Staff Writer

Tika writes from her home office in Pittsburgh, PA, accompanied by 3 grey cats and many, many plants. When not plonking away on a keyboard, she can be found painting, knitting, gardening, and casting the occasional spell or two -- all usually accompanied by a glass of wine.

Science fiction is rooted in the exploration of what humans could accomplish without the pesky rules of physics or morality. It can serve as the proverbial “canary in the coal mine” for many of us as we consider what the future will bring; in science fiction, we play out dystopias, space exploration, radical governmental shifts, and — possibly the most depressing — an unbelievably bleak gastronomic horizon.

What is in store for us, readers of the future? While television and movies love to suggest that rehydration will be the savior of tasty treats, sci-fi on the page suggests something even less appetizing, if that’s possible.

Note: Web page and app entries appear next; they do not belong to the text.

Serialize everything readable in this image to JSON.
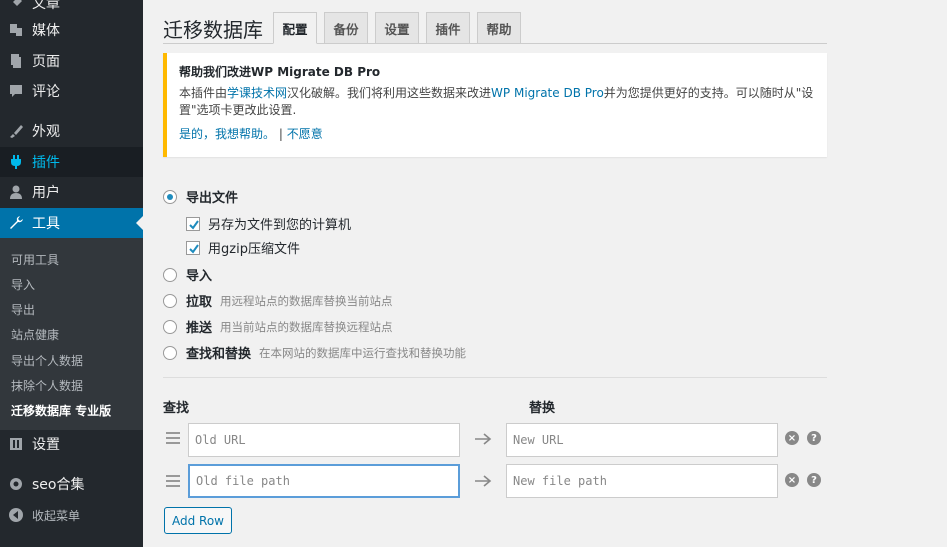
{
  "sidebar": {
    "items": [
      {
        "label": "文章"
      },
      {
        "label": "媒体"
      },
      {
        "label": "页面"
      },
      {
        "label": "评论"
      },
      {
        "label": "外观"
      },
      {
        "label": "插件"
      },
      {
        "label": "用户"
      },
      {
        "label": "工具"
      },
      {
        "label": "设置"
      },
      {
        "label": "seo合集"
      },
      {
        "label": "收起菜单"
      }
    ],
    "submenu": [
      {
        "label": "可用工具"
      },
      {
        "label": "导入"
      },
      {
        "label": "导出"
      },
      {
        "label": "站点健康"
      },
      {
        "label": "导出个人数据"
      },
      {
        "label": "抹除个人数据"
      },
      {
        "label": "迁移数据库 专业版"
      }
    ]
  },
  "page": {
    "title": "迁移数据库",
    "tabs": [
      {
        "label": "配置"
      },
      {
        "label": "备份"
      },
      {
        "label": "设置"
      },
      {
        "label": "插件"
      },
      {
        "label": "帮助"
      }
    ]
  },
  "notice": {
    "title": "帮助我们改进WP Migrate DB Pro",
    "text_1": "本插件由",
    "link_1": "学课技术网",
    "text_2": "汉化破解。我们将利用这些数据来改进",
    "link_2": "WP Migrate DB Pro",
    "text_3": "并为您提供更好的支持。可以随时从\"设置\"选项卡更改此设置.",
    "yes": "是的，我想帮助。",
    "separator": " | ",
    "no": "不愿意"
  },
  "options": {
    "export": {
      "label": "导出文件",
      "selected": true
    },
    "save_to_computer": {
      "label": "另存为文件到您的计算机",
      "checked": true
    },
    "gzip": {
      "label": "用gzip压缩文件",
      "checked": true
    },
    "import": {
      "label": "导入"
    },
    "pull": {
      "label": "拉取",
      "desc": "用远程站点的数据库替换当前站点"
    },
    "push": {
      "label": "推送",
      "desc": "用当前站点的数据库替换远程站点"
    },
    "find_replace": {
      "label": "查找和替换",
      "desc": "在本网站的数据库中运行查找和替换功能"
    }
  },
  "find_replace": {
    "find_header": "查找",
    "replace_header": "替换",
    "rows": [
      {
        "find_placeholder": "Old URL",
        "replace_placeholder": "New URL"
      },
      {
        "find_placeholder": "Old file path",
        "replace_placeholder": "New file path"
      }
    ],
    "remove_icon": "×",
    "help_icon": "?",
    "add_row": "Add Row"
  },
  "colors": {
    "sidebar_bg": "#23282d",
    "active_menu": "#0073aa",
    "link": "#0073aa",
    "notice_border": "#ffb900"
  }
}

Any space travel story has to deal with the reality that humans require food: a lot of it, in a wide variety of forms and textures. Thus we come to one of the least exciting things about science fiction: what I think of as the “Grey Gunge.” It’s basically gloop; the tasteless, gelatinous conglomeration of protein, fat, and carbohydrates that space travelers seem to “eat” regularly in order to retain a basic ability to function. Almost all space-related novels touch on this; the foods you and I enjoy on a daily basis are both heavy and prone to spoil, and therefore come at a premium. It’s eerily similar to pre–Industrial Revolution diets, in fact: lower class people eat the nutritionally balanced equivalent of oatmeal — anything else can be prohibitively costly — while only the rich eat “real” food. This is part of my least favorite reveal in Snowpiercer, where (slight spoiler warning) we discover to this author’s utter horror that their Grey Gunge is basically Jell-o made up of the ubiquitous cockroach — full of protein and easy to cultivate. Those in the forward cars, of course, are feasting on “real” food.

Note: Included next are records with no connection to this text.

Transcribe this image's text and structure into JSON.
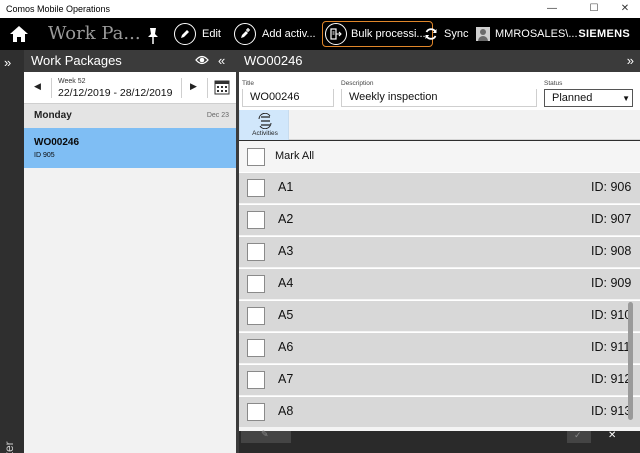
{
  "window": {
    "title": "Comos Mobile Operations",
    "minimize": "—",
    "maximize": "☐",
    "close": "✕"
  },
  "toolbar": {
    "app_title": "Work Pa...",
    "edit_label": "Edit",
    "add_activity_label": "Add activ...",
    "bulk_label": "Bulk processi...",
    "sync_label": "Sync",
    "user_label": "MMROSALES\\...",
    "brand": "SIEMENS",
    "icons": [
      "home-icon",
      "pin-icon",
      "pencil-icon",
      "add-activity-icon",
      "bulk-processing-icon",
      "sync-icon",
      "user-avatar-icon"
    ]
  },
  "filter": {
    "expand_glyph": "»",
    "label": "Filter"
  },
  "work_packages": {
    "header": "Work Packages",
    "collapse_glyph": "«",
    "week_label": "Week 52",
    "week_range": "22/12/2019 - 28/12/2019",
    "prev_glyph": "◀",
    "next_glyph": "▶",
    "day": "Monday",
    "day_date": "Dec 23",
    "items": [
      {
        "name": "WO00246",
        "id": "ID 905"
      }
    ]
  },
  "detail": {
    "header": "WO00246",
    "expand_glyph": "»",
    "title_label": "Title",
    "title_value": "WO00246",
    "description_label": "Description",
    "description_value": "Weekly inspection",
    "status_label": "Status",
    "status_value": "Planned",
    "status_arrow": "▼",
    "tab_activities": "Activities",
    "mark_all": "Mark All",
    "activities": [
      {
        "name": "A1",
        "id": "ID: 906"
      },
      {
        "name": "A2",
        "id": "ID: 907"
      },
      {
        "name": "A3",
        "id": "ID: 908"
      },
      {
        "name": "A4",
        "id": "ID: 909"
      },
      {
        "name": "A5",
        "id": "ID: 910"
      },
      {
        "name": "A6",
        "id": "ID: 911"
      },
      {
        "name": "A7",
        "id": "ID: 912"
      },
      {
        "name": "A8",
        "id": "ID: 913"
      }
    ],
    "bottom_pencil_glyph": "✎",
    "bottom_check_glyph": "✓",
    "bottom_close_glyph": "✕"
  },
  "colors": {
    "toolbar_bg": "#000000",
    "pane_header_bg": "#3b3b3b",
    "selected_item": "#7fbef4",
    "bulk_outline": "#e0862a",
    "activity_row": "#d8d8d8",
    "tab_selected": "#d1e7fb"
  }
}
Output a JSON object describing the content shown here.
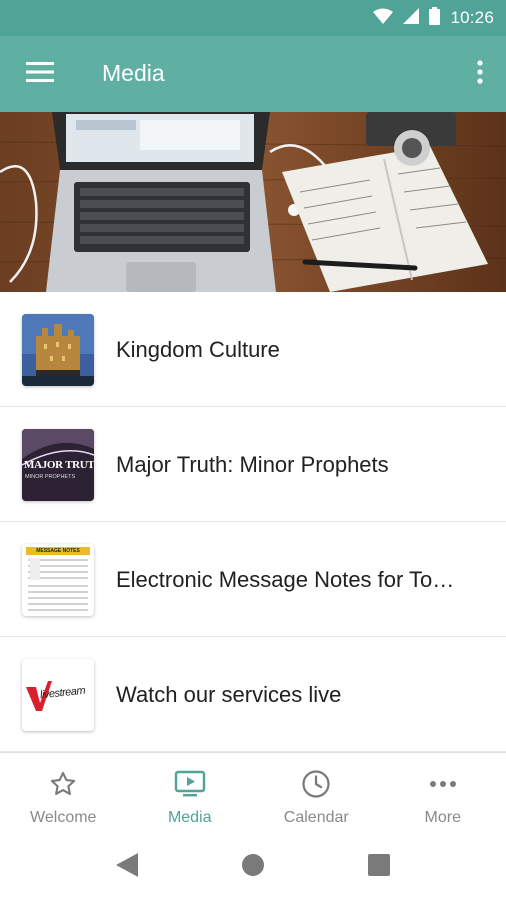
{
  "status_bar": {
    "time": "10:26",
    "icons": [
      "wifi-icon",
      "signal-icon",
      "battery-icon"
    ]
  },
  "app_bar": {
    "title": "Media",
    "menu_icon": "hamburger-menu-icon",
    "overflow_icon": "more-vertical-icon"
  },
  "hero": {
    "image": "laptop-notebook-desk-photo"
  },
  "media_list": [
    {
      "label": "Kingdom Culture",
      "thumb": "castle-thumbnail"
    },
    {
      "label": "Major Truth: Minor Prophets",
      "thumb": "major-truth-thumbnail",
      "thumb_text": "MAJOR TRUTH",
      "thumb_subtext": "MINOR PROPHETS"
    },
    {
      "label": "Electronic Message Notes for To…",
      "thumb": "message-notes-thumbnail",
      "thumb_text": "MESSAGE NOTES"
    },
    {
      "label": "Watch our services live",
      "thumb": "livestream-thumbnail",
      "thumb_text": "livestream"
    }
  ],
  "bottom_nav": {
    "tabs": [
      {
        "label": "Welcome",
        "icon": "star-icon",
        "active": false
      },
      {
        "label": "Media",
        "icon": "tv-play-icon",
        "active": true
      },
      {
        "label": "Calendar",
        "icon": "clock-icon",
        "active": false
      },
      {
        "label": "More",
        "icon": "more-horizontal-icon",
        "active": false
      }
    ]
  },
  "system_nav": {
    "buttons": [
      "back-icon",
      "home-icon",
      "recents-icon"
    ]
  },
  "colors": {
    "status_bar": "#4fa497",
    "app_bar": "#5fb0a3",
    "accent": "#4fa497",
    "inactive": "#8a8a8a"
  }
}
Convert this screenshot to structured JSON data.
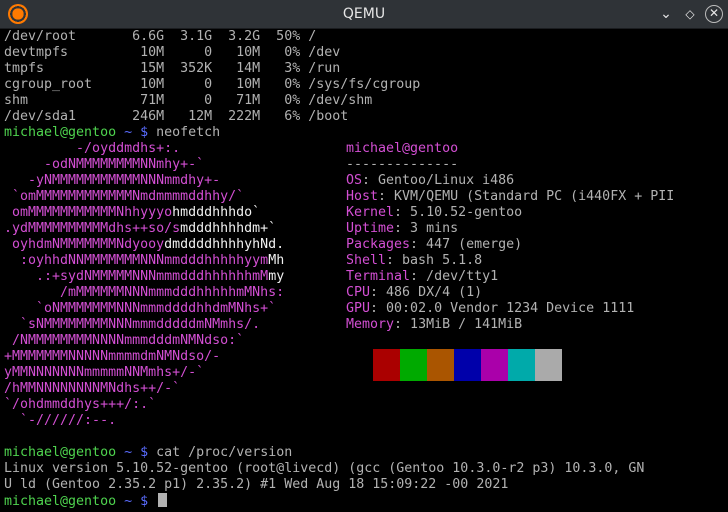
{
  "window": {
    "title": "QEMU"
  },
  "df": [
    "/dev/root       6.6G  3.1G  3.2G  50% /",
    "devtmpfs         10M     0   10M   0% /dev",
    "tmpfs            15M  352K   14M   3% /run",
    "cgroup_root      10M     0   10M   0% /sys/fs/cgroup",
    "shm              71M     0   71M   0% /dev/shm",
    "/dev/sda1       246M   12M  222M   6% /boot"
  ],
  "prompt": {
    "user": "michael@gentoo",
    "dir": " ~ ",
    "sign": "$"
  },
  "commands": {
    "neofetch": "neofetch",
    "cat": "cat /proc/version"
  },
  "logo": [
    [
      "         -/oyddmdhs+:.",
      ""
    ],
    [
      "     -odNMMMMMMMMNNmhy+-`",
      ""
    ],
    [
      "   -yNMMMMMMMMMMMNNNmmdhy+-",
      ""
    ],
    [
      " `omMMMMMMMMMMMMNmdmmmmddhhy/`",
      ""
    ],
    [
      " omMMMMMMMMMMMNhhyyyo",
      "hmdddhhhdo`"
    ],
    [
      ".ydMMMMMMMMMMdhs++so/s",
      "mdddhhhhdm+`"
    ],
    [
      " oyhdmNMMMMMMMNdyooy",
      "dmddddhhhhyhNd."
    ],
    [
      "  :oyhhdNNMMMMMMMNNNmmdddhhhhhyym",
      "Mh"
    ],
    [
      "    .:+sydNMMMMMNNNmmmdddhhhhhhmM",
      "my"
    ],
    [
      "       /mMMMMMMNNNmmmdddhhhhhmMNhs:",
      ""
    ],
    [
      "    `oNMMMMMMMNNNmmmddddhhdmMNhs+`",
      ""
    ],
    [
      "  `sNMMMMMMMMNNNmmmdddddmNMmhs/.",
      ""
    ],
    [
      " /NMMMMMMMMNNNNmmmdddmNMNdso:`",
      ""
    ],
    [
      "+MMMMMMMNNNNNmmmmdmNMNdso/-",
      ""
    ],
    [
      "yMMNNNNNNNmmmmmNNMmhs+/-`",
      ""
    ],
    [
      "/hMMNNNNNNNNMNdhs++/-`",
      ""
    ],
    [
      "`/ohdmmddhys+++/:.`",
      ""
    ],
    [
      "  `-//////:--.",
      ""
    ]
  ],
  "info": {
    "user_host": "michael@gentoo",
    "separator": "--------------",
    "rows": [
      {
        "key": "OS",
        "value": ": Gentoo/Linux i486"
      },
      {
        "key": "Host",
        "value": ": KVM/QEMU (Standard PC (i440FX + PII"
      },
      {
        "key": "Kernel",
        "value": ": 5.10.52-gentoo"
      },
      {
        "key": "Uptime",
        "value": ": 3 mins"
      },
      {
        "key": "Packages",
        "value": ": 447 (emerge)"
      },
      {
        "key": "Shell",
        "value": ": bash 5.1.8"
      },
      {
        "key": "Terminal",
        "value": ": /dev/tty1"
      },
      {
        "key": "CPU",
        "value": ": 486 DX/4 (1)"
      },
      {
        "key": "GPU",
        "value": ": 00:02.0 Vendor 1234 Device 1111"
      },
      {
        "key": "Memory",
        "value": ": 13MiB / 141MiB"
      }
    ]
  },
  "colors": {
    "prompt_user": "#4fd44f",
    "prompt_dir": "#5a6cff",
    "logo_primary": "#d34fd3",
    "logo_secondary": "#f0f0f0",
    "swatches": [
      "#aa0000",
      "#00aa00",
      "#aa5500",
      "#0000aa",
      "#aa00aa",
      "#00aaaa",
      "#aaaaaa"
    ]
  },
  "version_output": [
    "Linux version 5.10.52-gentoo (root@livecd) (gcc (Gentoo 10.3.0-r2 p3) 10.3.0, GN",
    "U ld (Gentoo 2.35.2 p1) 2.35.2) #1 Wed Aug 18 15:09:22 -00 2021"
  ]
}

In N.K. Jemisin’s Broken Earth trilogy, as in many dystopian futures, meat is at a premium. Until recently, meat has always been a premium foodstuff in human diets. A major theme in science fiction is that if the means of production are once again only available to the rich, what would a diet look like? Largely hard-scrabble and vegetarian, it turns out.

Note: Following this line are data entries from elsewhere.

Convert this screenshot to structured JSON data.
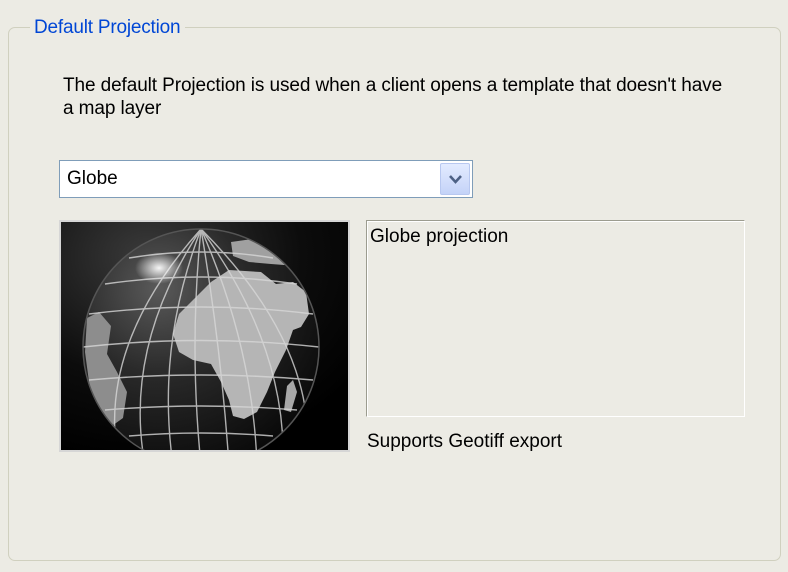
{
  "group": {
    "title": "Default Projection"
  },
  "description": "The default Projection is used when a client opens a template that doesn't have a map layer",
  "projection_select": {
    "value": "Globe"
  },
  "preview": {
    "image_icon": "globe-icon"
  },
  "projection_info": {
    "name": "Globe projection",
    "support_text": "Supports Geotiff export"
  }
}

In Mary Doria Russell’s The Sparrow, the titular ship has a greenhouse aboard, as do many of the huge ships and stations in The Expanse. These greenhouses are an enclosed system designed to use waste to help grow food. It seems unlikely until we recall that Earth is an enclosed system writ large; all the water on this planet has been here since the beginning, which is my diplomatic way of reminding you that you’re brushing your teeth with dinosaur pee. Filtered, of course.

In these economically dystopian worlds, no one seems to talk about the fact that teeth are a marvel of engineering, and that if people don’t chew on solid foods regularly, they tend to fall out. Perhaps The Future has figured out how to avoid that? And if so, would we all be willing to eat Grey Gunge forever to avoid going to the dentist? Dear reader, this is the kind of hard-hitting philosophical question that I hope you have come to expect from me.

Planet-based science fiction allows the gourmand a little more to work with. Given appropriate soil, seasons, atmosphere, and time, the traveler can grow foods approximating those one would find on Earth. In the 1990s, those of us who were Pern-obsessed learned that many of the foods the Pernese ate after Dragonsdawn were Terran crops, genetically modified to grown on an alien planet. Score one for GMOs: safe to eat even on a whole different planet.

If you are lucky enough to come from a culture in which oatmeal is not a staple food, your future meals should at least come with an array of spices. Nnedi Okorafor’s Akata Witch series is chock-full of mouth-watering descriptions of joloff rice, peppery sauces, and stews, all of which I would like to eat this very moment.

It’s 2022. As everyone is painfully aware, we do not yet have flying cars, robot maids, or whale busses. What we do have is the internet (lolsob), Bluetooth, Dippin’ Dots, and the constant threat of nuclear warfare. We also have unprecedented access to food due to globalization, at least until housing prices get so high that only the uber rich can afford to live on Earth and we must take to the stars. When that happens, I hope that we as a species can come up with something other than Grey Gunge.